INFORMATION: Begin

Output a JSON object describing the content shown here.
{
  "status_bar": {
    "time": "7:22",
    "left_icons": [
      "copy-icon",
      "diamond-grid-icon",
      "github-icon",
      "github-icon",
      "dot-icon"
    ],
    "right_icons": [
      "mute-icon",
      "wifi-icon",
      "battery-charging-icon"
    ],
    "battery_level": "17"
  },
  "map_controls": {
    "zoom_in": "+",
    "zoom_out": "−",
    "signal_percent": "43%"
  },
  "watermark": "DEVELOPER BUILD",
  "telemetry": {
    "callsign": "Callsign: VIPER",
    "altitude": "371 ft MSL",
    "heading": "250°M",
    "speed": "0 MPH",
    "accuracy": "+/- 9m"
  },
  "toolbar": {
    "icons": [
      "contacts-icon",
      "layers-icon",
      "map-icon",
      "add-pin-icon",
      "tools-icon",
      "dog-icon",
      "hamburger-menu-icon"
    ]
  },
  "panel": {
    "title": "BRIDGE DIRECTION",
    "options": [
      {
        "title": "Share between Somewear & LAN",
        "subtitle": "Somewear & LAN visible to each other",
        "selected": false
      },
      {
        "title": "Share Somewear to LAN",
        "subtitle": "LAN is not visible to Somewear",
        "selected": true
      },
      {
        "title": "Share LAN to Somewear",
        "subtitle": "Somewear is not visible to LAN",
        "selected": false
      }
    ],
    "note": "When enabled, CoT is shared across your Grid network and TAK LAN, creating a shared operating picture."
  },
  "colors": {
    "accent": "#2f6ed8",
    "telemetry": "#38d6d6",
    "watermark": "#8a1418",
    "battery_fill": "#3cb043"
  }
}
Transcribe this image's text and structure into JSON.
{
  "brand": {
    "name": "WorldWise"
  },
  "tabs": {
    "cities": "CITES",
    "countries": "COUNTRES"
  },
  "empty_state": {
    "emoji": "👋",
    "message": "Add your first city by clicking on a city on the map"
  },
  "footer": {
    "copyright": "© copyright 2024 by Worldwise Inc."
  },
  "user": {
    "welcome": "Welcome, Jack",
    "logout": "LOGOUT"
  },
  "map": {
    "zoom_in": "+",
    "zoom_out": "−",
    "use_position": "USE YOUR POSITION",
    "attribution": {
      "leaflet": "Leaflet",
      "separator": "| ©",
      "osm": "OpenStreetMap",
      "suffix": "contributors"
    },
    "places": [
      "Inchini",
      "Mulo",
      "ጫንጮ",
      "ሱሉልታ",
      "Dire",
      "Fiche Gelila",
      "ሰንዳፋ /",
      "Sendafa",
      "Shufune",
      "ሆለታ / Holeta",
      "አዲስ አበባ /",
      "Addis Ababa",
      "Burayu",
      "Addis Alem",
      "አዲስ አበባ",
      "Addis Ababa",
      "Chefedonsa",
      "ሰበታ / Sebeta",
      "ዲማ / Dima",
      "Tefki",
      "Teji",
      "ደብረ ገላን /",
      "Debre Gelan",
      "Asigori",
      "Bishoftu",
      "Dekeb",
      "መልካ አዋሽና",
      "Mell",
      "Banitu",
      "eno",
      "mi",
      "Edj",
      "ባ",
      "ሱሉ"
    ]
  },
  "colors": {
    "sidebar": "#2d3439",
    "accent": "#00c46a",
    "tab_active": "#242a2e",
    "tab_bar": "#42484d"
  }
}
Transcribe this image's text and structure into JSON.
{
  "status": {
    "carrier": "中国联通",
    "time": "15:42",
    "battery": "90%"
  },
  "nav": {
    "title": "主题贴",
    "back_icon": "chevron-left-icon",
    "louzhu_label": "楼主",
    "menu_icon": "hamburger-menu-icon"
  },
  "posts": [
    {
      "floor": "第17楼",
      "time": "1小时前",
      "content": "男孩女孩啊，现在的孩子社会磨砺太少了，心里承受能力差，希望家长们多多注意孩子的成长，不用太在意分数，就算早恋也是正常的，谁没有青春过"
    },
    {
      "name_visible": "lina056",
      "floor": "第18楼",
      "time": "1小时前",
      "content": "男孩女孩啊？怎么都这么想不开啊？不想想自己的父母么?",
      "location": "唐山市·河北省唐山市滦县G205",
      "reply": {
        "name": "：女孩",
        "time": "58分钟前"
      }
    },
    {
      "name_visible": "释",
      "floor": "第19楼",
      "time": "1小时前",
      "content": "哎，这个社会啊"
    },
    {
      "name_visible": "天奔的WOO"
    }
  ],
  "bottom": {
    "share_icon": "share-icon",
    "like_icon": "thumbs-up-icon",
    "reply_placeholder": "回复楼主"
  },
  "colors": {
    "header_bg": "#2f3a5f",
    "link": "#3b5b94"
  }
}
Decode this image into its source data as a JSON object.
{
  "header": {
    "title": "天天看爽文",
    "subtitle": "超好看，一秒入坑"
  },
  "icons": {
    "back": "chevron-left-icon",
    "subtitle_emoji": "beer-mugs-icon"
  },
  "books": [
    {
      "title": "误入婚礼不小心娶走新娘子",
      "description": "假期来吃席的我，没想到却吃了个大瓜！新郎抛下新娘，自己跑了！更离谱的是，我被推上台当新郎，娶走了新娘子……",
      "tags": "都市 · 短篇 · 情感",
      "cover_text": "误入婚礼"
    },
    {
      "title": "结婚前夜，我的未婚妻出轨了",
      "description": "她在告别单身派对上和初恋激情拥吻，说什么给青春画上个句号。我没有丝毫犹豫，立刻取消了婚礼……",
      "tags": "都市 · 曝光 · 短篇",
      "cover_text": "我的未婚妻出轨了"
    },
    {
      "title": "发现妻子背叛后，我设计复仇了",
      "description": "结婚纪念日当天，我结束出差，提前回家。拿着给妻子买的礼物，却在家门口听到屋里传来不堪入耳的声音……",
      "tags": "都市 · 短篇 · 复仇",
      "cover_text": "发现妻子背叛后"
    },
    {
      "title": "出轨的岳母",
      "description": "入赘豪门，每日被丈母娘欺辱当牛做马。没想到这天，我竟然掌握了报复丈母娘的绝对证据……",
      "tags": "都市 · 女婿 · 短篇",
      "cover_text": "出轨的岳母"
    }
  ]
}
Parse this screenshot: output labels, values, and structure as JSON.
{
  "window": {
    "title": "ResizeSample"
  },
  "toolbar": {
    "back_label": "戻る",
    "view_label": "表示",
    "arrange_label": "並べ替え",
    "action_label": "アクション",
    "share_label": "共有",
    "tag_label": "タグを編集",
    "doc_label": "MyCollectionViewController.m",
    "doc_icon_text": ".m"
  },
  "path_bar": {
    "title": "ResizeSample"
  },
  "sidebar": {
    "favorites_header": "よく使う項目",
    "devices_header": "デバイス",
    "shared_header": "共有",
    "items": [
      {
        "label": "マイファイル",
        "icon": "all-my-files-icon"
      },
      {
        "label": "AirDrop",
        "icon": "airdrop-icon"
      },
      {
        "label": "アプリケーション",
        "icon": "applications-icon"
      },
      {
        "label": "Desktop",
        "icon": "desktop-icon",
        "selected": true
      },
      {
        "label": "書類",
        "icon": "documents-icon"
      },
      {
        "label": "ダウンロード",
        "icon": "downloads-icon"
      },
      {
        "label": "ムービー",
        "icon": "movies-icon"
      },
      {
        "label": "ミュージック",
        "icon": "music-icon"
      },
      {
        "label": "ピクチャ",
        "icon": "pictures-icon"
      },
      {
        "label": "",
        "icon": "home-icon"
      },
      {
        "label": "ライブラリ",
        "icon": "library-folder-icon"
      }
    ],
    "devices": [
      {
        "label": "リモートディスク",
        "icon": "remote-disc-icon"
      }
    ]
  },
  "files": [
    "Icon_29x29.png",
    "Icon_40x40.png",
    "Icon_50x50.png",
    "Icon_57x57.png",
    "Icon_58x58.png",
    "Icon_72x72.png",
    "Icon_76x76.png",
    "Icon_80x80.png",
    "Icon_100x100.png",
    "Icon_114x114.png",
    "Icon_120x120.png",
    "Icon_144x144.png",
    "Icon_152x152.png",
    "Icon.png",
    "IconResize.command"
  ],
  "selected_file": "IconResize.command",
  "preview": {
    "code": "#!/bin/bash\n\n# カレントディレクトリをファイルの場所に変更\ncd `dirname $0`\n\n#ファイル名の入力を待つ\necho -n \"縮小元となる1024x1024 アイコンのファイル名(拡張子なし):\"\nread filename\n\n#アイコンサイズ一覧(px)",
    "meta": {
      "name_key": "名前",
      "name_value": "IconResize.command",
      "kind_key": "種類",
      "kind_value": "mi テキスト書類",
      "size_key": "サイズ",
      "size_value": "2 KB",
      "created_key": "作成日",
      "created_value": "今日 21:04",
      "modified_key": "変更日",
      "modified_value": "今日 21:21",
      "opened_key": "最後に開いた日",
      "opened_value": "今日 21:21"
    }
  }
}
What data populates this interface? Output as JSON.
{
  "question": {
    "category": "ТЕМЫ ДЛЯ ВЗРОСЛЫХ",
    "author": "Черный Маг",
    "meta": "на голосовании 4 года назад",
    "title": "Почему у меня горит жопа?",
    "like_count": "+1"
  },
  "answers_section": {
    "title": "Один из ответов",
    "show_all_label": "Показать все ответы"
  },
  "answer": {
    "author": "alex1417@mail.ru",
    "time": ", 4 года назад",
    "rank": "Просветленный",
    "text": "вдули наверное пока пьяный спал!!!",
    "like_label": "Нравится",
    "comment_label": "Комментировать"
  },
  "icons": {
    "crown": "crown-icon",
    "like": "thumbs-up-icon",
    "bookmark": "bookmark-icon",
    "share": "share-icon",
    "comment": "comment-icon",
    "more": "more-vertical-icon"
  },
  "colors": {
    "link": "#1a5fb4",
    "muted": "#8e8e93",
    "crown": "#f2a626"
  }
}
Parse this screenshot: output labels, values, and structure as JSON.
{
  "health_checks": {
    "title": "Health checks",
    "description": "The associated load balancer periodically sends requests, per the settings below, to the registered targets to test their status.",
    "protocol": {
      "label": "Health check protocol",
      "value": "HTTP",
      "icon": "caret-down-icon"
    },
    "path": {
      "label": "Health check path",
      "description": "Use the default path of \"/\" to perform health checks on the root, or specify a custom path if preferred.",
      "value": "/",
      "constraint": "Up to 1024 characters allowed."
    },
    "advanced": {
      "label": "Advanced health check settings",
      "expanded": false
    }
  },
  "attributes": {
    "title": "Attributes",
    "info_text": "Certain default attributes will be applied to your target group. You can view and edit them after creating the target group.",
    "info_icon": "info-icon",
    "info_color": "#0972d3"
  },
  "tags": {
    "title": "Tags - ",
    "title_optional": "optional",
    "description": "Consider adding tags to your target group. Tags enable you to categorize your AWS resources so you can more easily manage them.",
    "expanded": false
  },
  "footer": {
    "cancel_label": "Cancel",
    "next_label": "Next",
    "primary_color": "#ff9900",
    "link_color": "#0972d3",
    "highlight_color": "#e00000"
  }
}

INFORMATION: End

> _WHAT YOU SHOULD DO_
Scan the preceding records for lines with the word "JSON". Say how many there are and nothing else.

> _ANSWER TO THE EXERCISE_
7